**DIRECTIONS**: The full listing should be set down again without a single alteration.
◇ ◇ ◇ ◇ ◇ ◇ ◇
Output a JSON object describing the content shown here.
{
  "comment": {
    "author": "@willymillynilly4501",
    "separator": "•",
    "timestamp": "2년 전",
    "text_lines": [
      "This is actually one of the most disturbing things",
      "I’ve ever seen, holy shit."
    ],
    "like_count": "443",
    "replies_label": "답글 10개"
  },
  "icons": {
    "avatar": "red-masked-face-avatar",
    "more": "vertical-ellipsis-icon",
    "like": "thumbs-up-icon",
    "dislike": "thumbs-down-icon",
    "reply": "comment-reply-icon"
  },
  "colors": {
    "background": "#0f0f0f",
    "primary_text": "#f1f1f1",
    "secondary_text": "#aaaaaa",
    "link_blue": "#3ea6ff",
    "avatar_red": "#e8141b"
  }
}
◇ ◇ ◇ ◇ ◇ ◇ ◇
**ANSWER SECTION**:
Output a JSON object describing the content shown here.
{
  "comment": {
    "author": "@willymillynilly4501",
    "separator": "•",
    "timestamp": "2년 전",
    "text_lines": [
      "This is actually one of the most disturbing things",
      "I’ve ever seen, holy shit."
    ],
    "like_count": "443",
    "replies_label": "답글 10개"
  },
  "icons": {
    "avatar": "red-masked-face-avatar",
    "more": "vertical-ellipsis-icon",
    "like": "thumbs-up-icon",
    "dislike": "thumbs-down-icon",
    "reply": "comment-reply-icon"
  },
  "colors": {
    "background": "#0f0f0f",
    "primary_text": "#f1f1f1",
    "secondary_text": "#aaaaaa",
    "link_blue": "#3ea6ff",
    "avatar_red": "#e8141b"
  }
}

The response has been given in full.